This collection was developed and assembled by Donald S. Hepburn of the Florida Baptist Convention.  The Historical Postcard Collection, consisting of digital images as well as the original postcards, is permanently maintained as a part of the Florida Baptist Historical Collection jointly managed by the Florida Baptist Historical Society and The Baptist College of Florida, Graceville, Florida.

A Reflection of Church Architectural Styles

As previously noted, practically all church postcards featured a church’s main sanctuary. The historic significance of these images is that they provide the only remaining visual record of many Baptist church buildings in the Southeast.  Collectively, these church postcard images provide an interesting historical record of how the architecture of church buildings changed during the Twentieth Century.  Unfortunately – from a historian’s perspective – by the late 1970s or early 1980s, postcards had become passè and as a result were no longer a favored advertising or communication medium for Baptist churches.

A limited number of early postcards picture simple wooden structures that served as places of worship for many Baptist churches.  As basic one room buildings, all activities were conducted within this space including Bible study classes there were often consigned to one of the four corners.  As the Sunday school movement grew, it became an influential factor in the design of church buildings.  Rooms were constructed at the side and rear of the one room building.  Congregations with significant financial resources were able to construct larger and grander buildings, incorporated classroom space into the design.  These multi-storied edifices permitted Sunday school classroom space on the ground level located underneath a multi-tiered sanctuary on the second and third levels.  Eventually separate, stand alone buildings were constructed to accommodate the educational needs of Baptist churches.

Many church postcards – published between the late 1920s to the mid-1930s – featured church buildings that appear to have been constructed from similar architectural plans. These brick and mortar edifices, many with stately columns and prominent stairways escalating from the sidewalk to the main floor located 15 to 20 feet above the ground, were designed to make a visual statement.  These large and grand buildings were the result of improved engineering and construction techniques that enhanced the use of steel, concrete, brick and mortar.  In many towns these church buildings were as prominent as any bank, store or courthouse in the community. And it is probably no coincidence that the Baptist church building competed in size, architectural design and visual appearance – except without the steeple and cross – as neighboring Methodist, Presbyterian or Catholic churches.  [Revised July, 2010]

Do You Have a Postcard of a Baptist church located in the South?

If you have a postcard of a Baptist church located in the South and would like to contribute to the Historical Postcard Collection, it could be done very easily.
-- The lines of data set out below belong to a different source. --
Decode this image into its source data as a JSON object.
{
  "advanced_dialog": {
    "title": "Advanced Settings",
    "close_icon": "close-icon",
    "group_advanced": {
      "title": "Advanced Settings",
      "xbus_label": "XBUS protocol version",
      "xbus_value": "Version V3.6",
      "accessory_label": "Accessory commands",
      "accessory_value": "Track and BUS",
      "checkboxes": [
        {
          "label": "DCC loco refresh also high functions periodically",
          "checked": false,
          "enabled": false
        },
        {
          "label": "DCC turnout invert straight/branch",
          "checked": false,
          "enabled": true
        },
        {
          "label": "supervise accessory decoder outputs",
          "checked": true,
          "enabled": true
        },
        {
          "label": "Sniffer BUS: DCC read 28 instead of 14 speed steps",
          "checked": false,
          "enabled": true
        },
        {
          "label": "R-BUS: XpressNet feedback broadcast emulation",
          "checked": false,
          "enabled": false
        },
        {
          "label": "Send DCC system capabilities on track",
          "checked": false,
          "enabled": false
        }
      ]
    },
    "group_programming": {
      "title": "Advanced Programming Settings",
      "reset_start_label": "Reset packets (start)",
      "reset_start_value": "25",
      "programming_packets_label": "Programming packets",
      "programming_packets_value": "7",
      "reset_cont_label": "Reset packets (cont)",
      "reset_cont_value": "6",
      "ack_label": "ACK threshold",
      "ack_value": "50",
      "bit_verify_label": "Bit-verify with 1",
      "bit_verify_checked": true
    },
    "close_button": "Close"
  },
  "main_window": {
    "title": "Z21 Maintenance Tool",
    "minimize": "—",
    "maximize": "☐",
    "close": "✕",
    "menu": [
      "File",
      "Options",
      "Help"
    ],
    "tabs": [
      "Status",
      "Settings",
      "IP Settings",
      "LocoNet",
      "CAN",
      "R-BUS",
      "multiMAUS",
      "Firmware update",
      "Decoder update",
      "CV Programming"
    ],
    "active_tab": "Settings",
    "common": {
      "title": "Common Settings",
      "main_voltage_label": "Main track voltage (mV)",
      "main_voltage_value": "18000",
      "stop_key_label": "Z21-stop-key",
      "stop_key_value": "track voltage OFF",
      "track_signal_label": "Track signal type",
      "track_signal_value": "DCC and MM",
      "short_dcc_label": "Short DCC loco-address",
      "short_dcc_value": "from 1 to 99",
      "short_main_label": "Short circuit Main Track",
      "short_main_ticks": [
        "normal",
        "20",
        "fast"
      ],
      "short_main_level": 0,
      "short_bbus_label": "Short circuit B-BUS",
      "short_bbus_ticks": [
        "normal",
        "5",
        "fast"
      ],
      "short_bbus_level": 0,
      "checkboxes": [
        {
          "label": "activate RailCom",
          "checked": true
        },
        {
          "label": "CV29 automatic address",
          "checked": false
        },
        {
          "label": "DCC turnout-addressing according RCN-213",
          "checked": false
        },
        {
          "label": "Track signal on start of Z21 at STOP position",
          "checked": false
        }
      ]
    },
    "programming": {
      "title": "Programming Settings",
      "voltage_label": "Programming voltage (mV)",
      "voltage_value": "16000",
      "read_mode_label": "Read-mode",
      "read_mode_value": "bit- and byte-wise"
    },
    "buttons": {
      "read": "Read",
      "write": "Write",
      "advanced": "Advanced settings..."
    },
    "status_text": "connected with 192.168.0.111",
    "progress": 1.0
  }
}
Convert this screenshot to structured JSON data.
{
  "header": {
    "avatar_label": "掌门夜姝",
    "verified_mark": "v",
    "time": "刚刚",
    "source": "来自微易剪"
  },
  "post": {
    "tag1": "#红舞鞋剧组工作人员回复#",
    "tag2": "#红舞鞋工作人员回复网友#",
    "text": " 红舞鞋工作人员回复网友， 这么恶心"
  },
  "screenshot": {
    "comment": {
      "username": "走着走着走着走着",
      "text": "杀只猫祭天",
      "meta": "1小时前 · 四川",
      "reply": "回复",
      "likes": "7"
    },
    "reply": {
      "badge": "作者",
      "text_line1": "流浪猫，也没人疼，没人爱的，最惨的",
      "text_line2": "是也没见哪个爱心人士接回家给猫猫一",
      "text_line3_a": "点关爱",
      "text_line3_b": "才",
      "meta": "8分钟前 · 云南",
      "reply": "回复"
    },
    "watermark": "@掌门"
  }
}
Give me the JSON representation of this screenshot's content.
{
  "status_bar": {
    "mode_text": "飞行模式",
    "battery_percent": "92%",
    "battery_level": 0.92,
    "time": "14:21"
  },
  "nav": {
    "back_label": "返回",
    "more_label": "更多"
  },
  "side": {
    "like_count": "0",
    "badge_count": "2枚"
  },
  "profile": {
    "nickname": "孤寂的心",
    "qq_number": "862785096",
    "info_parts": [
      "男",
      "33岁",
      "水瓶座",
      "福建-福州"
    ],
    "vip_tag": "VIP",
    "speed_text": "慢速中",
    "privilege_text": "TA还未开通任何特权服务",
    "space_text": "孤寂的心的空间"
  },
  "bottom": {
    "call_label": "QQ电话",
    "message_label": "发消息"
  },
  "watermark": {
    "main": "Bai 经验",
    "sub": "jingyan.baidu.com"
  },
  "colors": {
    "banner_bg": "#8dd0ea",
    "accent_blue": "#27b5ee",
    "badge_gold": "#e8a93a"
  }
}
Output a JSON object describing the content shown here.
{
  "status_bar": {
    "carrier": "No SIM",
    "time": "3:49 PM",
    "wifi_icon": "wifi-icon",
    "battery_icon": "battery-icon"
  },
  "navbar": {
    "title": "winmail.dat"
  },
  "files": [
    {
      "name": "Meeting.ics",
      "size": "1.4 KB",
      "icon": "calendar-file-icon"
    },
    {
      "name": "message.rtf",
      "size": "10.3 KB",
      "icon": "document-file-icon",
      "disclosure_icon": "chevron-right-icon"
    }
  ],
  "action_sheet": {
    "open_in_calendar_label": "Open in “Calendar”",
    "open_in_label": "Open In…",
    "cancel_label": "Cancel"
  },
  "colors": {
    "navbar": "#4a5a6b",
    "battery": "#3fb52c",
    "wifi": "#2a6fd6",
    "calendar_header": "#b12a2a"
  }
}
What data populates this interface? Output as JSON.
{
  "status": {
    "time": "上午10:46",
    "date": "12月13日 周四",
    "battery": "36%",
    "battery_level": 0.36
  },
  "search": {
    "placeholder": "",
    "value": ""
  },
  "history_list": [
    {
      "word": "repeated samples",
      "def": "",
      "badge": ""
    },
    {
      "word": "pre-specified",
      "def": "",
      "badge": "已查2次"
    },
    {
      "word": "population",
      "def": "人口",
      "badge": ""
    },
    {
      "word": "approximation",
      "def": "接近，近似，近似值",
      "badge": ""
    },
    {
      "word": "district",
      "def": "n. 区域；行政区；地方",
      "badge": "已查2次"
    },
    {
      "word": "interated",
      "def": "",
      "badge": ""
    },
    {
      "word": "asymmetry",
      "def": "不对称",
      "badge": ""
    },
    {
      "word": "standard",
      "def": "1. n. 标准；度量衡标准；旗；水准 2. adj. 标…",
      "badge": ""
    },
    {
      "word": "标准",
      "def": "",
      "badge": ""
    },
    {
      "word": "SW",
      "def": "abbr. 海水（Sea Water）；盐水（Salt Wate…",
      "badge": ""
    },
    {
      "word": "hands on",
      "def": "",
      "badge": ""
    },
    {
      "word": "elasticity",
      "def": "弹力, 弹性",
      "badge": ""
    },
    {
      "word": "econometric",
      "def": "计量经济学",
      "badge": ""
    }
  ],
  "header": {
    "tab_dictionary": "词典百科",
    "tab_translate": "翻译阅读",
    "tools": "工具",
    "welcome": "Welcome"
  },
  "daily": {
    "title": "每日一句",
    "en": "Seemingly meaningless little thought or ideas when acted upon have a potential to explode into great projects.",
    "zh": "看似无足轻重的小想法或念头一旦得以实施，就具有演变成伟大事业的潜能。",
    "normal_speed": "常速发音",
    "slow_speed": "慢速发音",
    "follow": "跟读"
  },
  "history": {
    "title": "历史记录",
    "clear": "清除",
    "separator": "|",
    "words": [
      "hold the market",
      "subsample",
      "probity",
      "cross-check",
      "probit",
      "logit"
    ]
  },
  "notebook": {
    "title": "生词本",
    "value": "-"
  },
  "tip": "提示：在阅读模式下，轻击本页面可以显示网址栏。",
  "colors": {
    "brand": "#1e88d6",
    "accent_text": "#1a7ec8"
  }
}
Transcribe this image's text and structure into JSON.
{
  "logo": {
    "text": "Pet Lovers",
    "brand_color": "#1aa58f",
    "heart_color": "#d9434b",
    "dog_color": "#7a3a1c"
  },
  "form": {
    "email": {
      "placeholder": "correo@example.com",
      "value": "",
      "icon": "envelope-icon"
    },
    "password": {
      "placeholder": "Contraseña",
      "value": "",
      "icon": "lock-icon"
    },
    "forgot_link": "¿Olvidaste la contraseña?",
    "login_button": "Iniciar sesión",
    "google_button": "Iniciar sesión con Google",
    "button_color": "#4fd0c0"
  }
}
We would prefer to add the original postcard to the Collection, but in lieu of that we will gladly accept a digital version. Please use the link provided to send to us a digital copy. All images must be at least 300 dpi with the scan of the entire image side. We also would appreciate a scan of the reverse (mailing/message) side which will help date the time period in which the postcard was published.

We would gladly receive any original Baptist church postcards that you could donate to the Florida Baptist Historical Postcard Collection. Place the postcard flat in an envelope and address and mail to:

Florida Baptist Historical Society
P.O. Box 95
Graceville, Florida 32440